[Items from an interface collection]
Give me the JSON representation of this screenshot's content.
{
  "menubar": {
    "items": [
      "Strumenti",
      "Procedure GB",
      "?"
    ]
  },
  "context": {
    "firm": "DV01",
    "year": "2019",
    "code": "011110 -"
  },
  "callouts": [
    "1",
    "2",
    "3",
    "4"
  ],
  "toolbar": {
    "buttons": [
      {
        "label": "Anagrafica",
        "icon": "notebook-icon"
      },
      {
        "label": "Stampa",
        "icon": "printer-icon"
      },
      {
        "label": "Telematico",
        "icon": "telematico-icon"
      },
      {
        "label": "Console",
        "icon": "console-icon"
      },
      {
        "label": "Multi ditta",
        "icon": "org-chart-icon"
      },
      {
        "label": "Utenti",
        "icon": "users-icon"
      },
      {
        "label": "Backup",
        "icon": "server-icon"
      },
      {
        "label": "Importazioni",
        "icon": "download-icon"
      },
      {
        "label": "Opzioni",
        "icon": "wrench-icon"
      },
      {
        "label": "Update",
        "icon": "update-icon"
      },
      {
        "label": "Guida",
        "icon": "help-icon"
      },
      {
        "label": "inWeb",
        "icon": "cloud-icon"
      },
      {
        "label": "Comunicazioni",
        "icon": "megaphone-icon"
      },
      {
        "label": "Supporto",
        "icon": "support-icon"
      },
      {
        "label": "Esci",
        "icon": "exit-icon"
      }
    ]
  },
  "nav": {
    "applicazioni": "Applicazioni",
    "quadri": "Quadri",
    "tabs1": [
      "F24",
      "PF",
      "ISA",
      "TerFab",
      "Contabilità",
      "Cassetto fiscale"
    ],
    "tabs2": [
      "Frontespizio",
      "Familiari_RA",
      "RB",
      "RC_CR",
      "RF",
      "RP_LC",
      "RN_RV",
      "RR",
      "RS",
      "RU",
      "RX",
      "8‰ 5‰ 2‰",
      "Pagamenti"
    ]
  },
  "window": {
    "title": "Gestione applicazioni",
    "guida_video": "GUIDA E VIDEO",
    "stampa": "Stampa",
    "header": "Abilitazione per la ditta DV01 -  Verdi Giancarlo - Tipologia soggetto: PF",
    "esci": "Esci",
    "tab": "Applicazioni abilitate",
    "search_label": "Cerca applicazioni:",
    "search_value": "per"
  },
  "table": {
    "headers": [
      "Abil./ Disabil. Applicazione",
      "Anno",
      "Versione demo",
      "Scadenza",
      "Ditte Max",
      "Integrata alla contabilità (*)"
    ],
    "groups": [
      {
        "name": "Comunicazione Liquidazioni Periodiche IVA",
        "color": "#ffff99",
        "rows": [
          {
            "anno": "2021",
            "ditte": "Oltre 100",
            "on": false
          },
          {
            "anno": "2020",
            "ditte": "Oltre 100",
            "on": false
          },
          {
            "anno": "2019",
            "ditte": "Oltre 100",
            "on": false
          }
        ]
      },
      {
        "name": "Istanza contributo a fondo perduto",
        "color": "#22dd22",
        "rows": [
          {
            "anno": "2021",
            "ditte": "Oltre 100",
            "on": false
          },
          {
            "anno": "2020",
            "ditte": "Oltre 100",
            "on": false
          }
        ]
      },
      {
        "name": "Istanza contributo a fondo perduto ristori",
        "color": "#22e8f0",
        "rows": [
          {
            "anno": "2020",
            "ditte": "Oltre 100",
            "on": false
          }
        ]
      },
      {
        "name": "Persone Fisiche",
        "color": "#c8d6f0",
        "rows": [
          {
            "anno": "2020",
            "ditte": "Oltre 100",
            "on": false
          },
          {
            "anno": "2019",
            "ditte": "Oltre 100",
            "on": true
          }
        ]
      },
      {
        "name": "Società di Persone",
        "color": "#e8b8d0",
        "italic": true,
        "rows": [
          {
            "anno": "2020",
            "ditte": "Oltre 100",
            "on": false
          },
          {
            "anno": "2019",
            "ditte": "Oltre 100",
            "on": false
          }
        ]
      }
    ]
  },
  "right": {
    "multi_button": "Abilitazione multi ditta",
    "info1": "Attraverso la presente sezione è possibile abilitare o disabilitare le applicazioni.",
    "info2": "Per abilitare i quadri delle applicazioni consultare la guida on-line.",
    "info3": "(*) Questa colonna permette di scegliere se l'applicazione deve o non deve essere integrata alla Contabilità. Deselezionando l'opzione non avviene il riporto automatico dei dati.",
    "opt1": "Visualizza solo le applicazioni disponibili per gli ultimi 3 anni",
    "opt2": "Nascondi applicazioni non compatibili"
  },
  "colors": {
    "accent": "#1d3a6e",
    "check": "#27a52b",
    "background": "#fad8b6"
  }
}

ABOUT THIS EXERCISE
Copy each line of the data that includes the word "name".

SOLVED EXERCISE
        "name": "Comunicazione Liquidazioni Periodiche IVA",
        "name": "Istanza contributo a fondo perduto",
        "name": "Istanza contributo a fondo perduto ristori",
        "name": "Persone Fisiche",
        "name": "Società di Persone",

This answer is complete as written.